Lobbying groups also object on principled grounds. How does it make sense, they ask, for elected representatives to erect walls between themselves and their constituents, rather than take them down? Isn't democracy supposed to be about listening to voters?

"It is troubling," said Eli Pariser, executive director of, the liberal Internet-based organization. "We should be living in the golden age of politics -- an age in which every member of Congress can easily have a two-way conversation with his or her most engaged constituents.
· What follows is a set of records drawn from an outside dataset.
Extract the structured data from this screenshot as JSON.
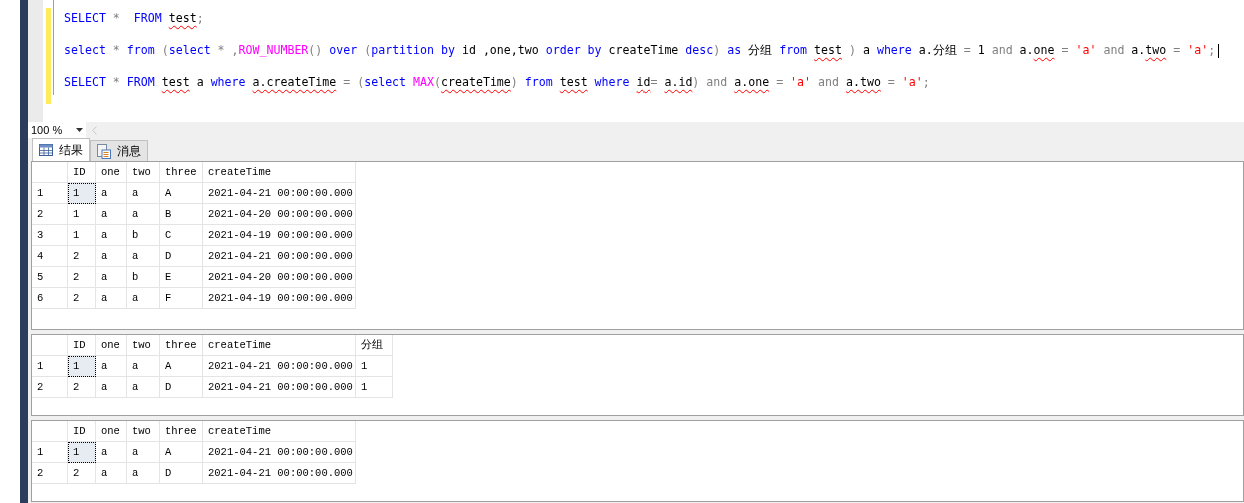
{
  "editor": {
    "lines": [
      {
        "changed": true,
        "tokens": [
          {
            "text": "SELECT",
            "kind": "keyword"
          },
          {
            "text": " * ",
            "kind": "operator"
          },
          {
            "text": " FROM ",
            "kind": "keyword"
          },
          {
            "text": "test",
            "kind": "plain",
            "squiggle": true
          },
          {
            "text": ";",
            "kind": "operator"
          }
        ]
      },
      {
        "changed": true,
        "tokens": [
          {
            "text": "select",
            "kind": "keyword"
          },
          {
            "text": " * ",
            "kind": "operator"
          },
          {
            "text": "from",
            "kind": "keyword"
          },
          {
            "text": " (",
            "kind": "operator"
          },
          {
            "text": "select",
            "kind": "keyword"
          },
          {
            "text": " * ,",
            "kind": "operator"
          },
          {
            "text": "ROW_NUMBER",
            "kind": "function"
          },
          {
            "text": "() ",
            "kind": "operator"
          },
          {
            "text": "over",
            "kind": "keyword"
          },
          {
            "text": " (",
            "kind": "operator"
          },
          {
            "text": "partition by",
            "kind": "keyword"
          },
          {
            "text": " id ,one,two ",
            "kind": "plain"
          },
          {
            "text": "order by",
            "kind": "keyword"
          },
          {
            "text": " createTime ",
            "kind": "plain"
          },
          {
            "text": "desc",
            "kind": "keyword"
          },
          {
            "text": ") ",
            "kind": "operator"
          },
          {
            "text": "as",
            "kind": "keyword"
          },
          {
            "text": " 分组 ",
            "kind": "plain"
          },
          {
            "text": "from ",
            "kind": "keyword"
          },
          {
            "text": "test",
            "kind": "plain",
            "squiggle": true
          },
          {
            "text": " ) ",
            "kind": "operator"
          },
          {
            "text": "a ",
            "kind": "plain"
          },
          {
            "text": "where",
            "kind": "keyword"
          },
          {
            "text": " a.分组 ",
            "kind": "plain"
          },
          {
            "text": "= ",
            "kind": "operator"
          },
          {
            "text": "1 ",
            "kind": "plain"
          },
          {
            "text": "and",
            "kind": "operator"
          },
          {
            "text": " a.",
            "kind": "plain"
          },
          {
            "text": "one",
            "kind": "plain",
            "squiggle": true
          },
          {
            "text": " = ",
            "kind": "operator"
          },
          {
            "text": "'a'",
            "kind": "string"
          },
          {
            "text": " and",
            "kind": "operator"
          },
          {
            "text": " a.",
            "kind": "plain"
          },
          {
            "text": "two",
            "kind": "plain",
            "squiggle": true
          },
          {
            "text": " = ",
            "kind": "operator"
          },
          {
            "text": "'a'",
            "kind": "string"
          },
          {
            "text": ";",
            "kind": "operator"
          }
        ],
        "caret": true
      },
      {
        "changed": true,
        "tokens": [
          {
            "text": "SELECT",
            "kind": "keyword"
          },
          {
            "text": " * ",
            "kind": "operator"
          },
          {
            "text": "FROM ",
            "kind": "keyword"
          },
          {
            "text": "test",
            "kind": "plain",
            "squiggle": true
          },
          {
            "text": " a ",
            "kind": "plain"
          },
          {
            "text": "where ",
            "kind": "keyword"
          },
          {
            "text": "a.createTime",
            "kind": "plain",
            "squiggle": true
          },
          {
            "text": " = (",
            "kind": "operator"
          },
          {
            "text": "select ",
            "kind": "keyword"
          },
          {
            "text": "MAX",
            "kind": "function"
          },
          {
            "text": "(",
            "kind": "operator"
          },
          {
            "text": "createTime",
            "kind": "plain",
            "squiggle": true
          },
          {
            "text": ") ",
            "kind": "operator"
          },
          {
            "text": "from ",
            "kind": "keyword"
          },
          {
            "text": "test",
            "kind": "plain",
            "squiggle": true
          },
          {
            "text": " where ",
            "kind": "keyword"
          },
          {
            "text": "id",
            "kind": "plain",
            "squiggle": true
          },
          {
            "text": "= ",
            "kind": "operator"
          },
          {
            "text": "a.id",
            "kind": "plain",
            "squiggle": true
          },
          {
            "text": ") and ",
            "kind": "operator"
          },
          {
            "text": "a.one",
            "kind": "plain",
            "squiggle": true
          },
          {
            "text": " = ",
            "kind": "operator"
          },
          {
            "text": "'a'",
            "kind": "string"
          },
          {
            "text": " and ",
            "kind": "operator"
          },
          {
            "text": "a.two",
            "kind": "plain",
            "squiggle": true
          },
          {
            "text": " = ",
            "kind": "operator"
          },
          {
            "text": "'a'",
            "kind": "string"
          },
          {
            "text": ";",
            "kind": "operator"
          }
        ]
      }
    ]
  },
  "zoom": {
    "value": "100 %"
  },
  "tabs": [
    {
      "label": "结果",
      "selected": true
    },
    {
      "label": "消息",
      "selected": false
    }
  ],
  "grids": [
    {
      "columns": [
        "ID",
        "one",
        "two",
        "three",
        "createTime"
      ],
      "rows": [
        {
          "number": "1",
          "selected": true,
          "cells": [
            "1",
            "a",
            "a",
            "A",
            "2021-04-21 00:00:00.000"
          ]
        },
        {
          "number": "2",
          "selected": false,
          "cells": [
            "1",
            "a",
            "a",
            "B",
            "2021-04-20 00:00:00.000"
          ]
        },
        {
          "number": "3",
          "selected": false,
          "cells": [
            "1",
            "a",
            "b",
            "C",
            "2021-04-19 00:00:00.000"
          ]
        },
        {
          "number": "4",
          "selected": false,
          "cells": [
            "2",
            "a",
            "a",
            "D",
            "2021-04-21 00:00:00.000"
          ]
        },
        {
          "number": "5",
          "selected": false,
          "cells": [
            "2",
            "a",
            "b",
            "E",
            "2021-04-20 00:00:00.000"
          ]
        },
        {
          "number": "6",
          "selected": false,
          "cells": [
            "2",
            "a",
            "a",
            "F",
            "2021-04-19 00:00:00.000"
          ]
        }
      ]
    },
    {
      "columns": [
        "ID",
        "one",
        "two",
        "three",
        "createTime",
        "分组"
      ],
      "rows": [
        {
          "number": "1",
          "selected": true,
          "cells": [
            "1",
            "a",
            "a",
            "A",
            "2021-04-21 00:00:00.000",
            "1"
          ]
        },
        {
          "number": "2",
          "selected": false,
          "cells": [
            "2",
            "a",
            "a",
            "D",
            "2021-04-21 00:00:00.000",
            "1"
          ]
        }
      ]
    },
    {
      "columns": [
        "ID",
        "one",
        "two",
        "three",
        "createTime"
      ],
      "rows": [
        {
          "number": "1",
          "selected": true,
          "cells": [
            "1",
            "a",
            "a",
            "A",
            "2021-04-21 00:00:00.000"
          ]
        },
        {
          "number": "2",
          "selected": false,
          "cells": [
            "2",
            "a",
            "a",
            "D",
            "2021-04-21 00:00:00.000"
          ]
        }
      ]
    }
  ]
}
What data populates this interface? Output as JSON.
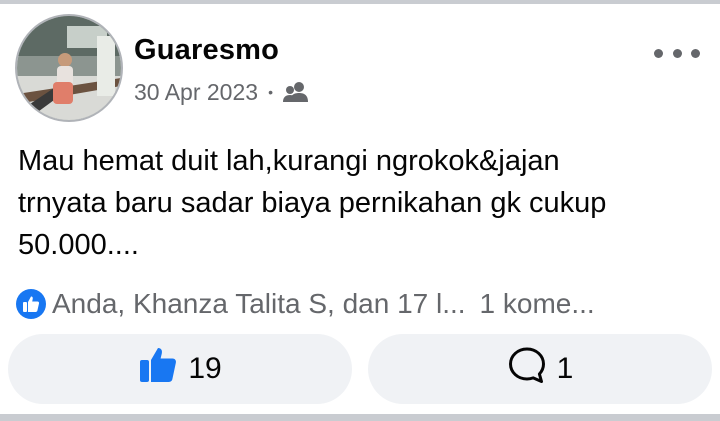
{
  "post": {
    "author": "Guaresmo",
    "date": "30 Apr 2023",
    "separator": "•",
    "audience_icon": "friends-icon",
    "text_lines": [
      "Mau hemat duit lah,kurangi ngrokok&jajan",
      "trnyata baru sadar biaya pernikahan gk cukup",
      "50.000...."
    ]
  },
  "reactions": {
    "summary": "Anda, Khanza Talita S, dan 17 l...",
    "comments_summary": "1 kome..."
  },
  "actions": {
    "like_count": "19",
    "comment_count": "1"
  },
  "colors": {
    "accent": "#1877f2",
    "button_bg": "#f0f2f5",
    "secondary_text": "#65676b",
    "divider": "#c9ccd1"
  }
}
Instead, we're seeing bunkerization."

"This is a significant threat to digital democracy," agreed Bill Pease, chief technology officer of GetActive Software Inc., a vendor of public policy programs for the Web. "It assumes anyone who participates in any organization's online advocacy campaign is not to be trusted."

And then there's the fundamental question of fairness. "Why do I have to answer math questions in order to be able to speak with my own congressman?" asked Pam Fielding, president of e-Advocates, an Internet and grass-roots advocacy consultant.

Critics have long seen Congress's aversion to e-mail as troubling. "It seems like congressional offices are spending more time 'sealing off the borders' than dealing with the inescapable truth that most people prefer to communicate via e-mail," said Douglas G. Pinkham, president of the Public Affairs Council, a nonprofit group that teaches corporations how to deal with Washington. "It makes me wonder if this is going to deter a lot of average folks from contacting their members of Congress."

Pinkham believes the solution to e-mail overload is for congressmen to add more staffers, not to reduce the number of e-mails they receive.

It's hard to argue with him, except for this: E-mail companies are already well on their way to circumventing the "logic puzzles" and will almost certainly defeat the gimmick soon. "The fact is that the technology firms working in the space will find work-arounds to the problem," Fielding said.

On a single day last week, of the 8,262 times the logic puzzle was viewed in the House, only 1,568 people answered it and moved on to send a message -- a 19 percent success rate. It's unknowable whether this means that computers could not crack the code or whether actual humans were frustrated and gave up (though there were probably a combination of both).

In the meantime, lobbies, on behalf of their citizen advocates, are kicking up a ruckus. "What we've been doing -- and what the [political] right has been doing -- contributes to a more robust democracy and it ought to be welcomed," said Neas of People for the American Way.

Unfortunately, in the House of Representatives, it isn't.

Jeffrey H. Birnbaum writes about the intersection of government and business every other Monday. His e-mail address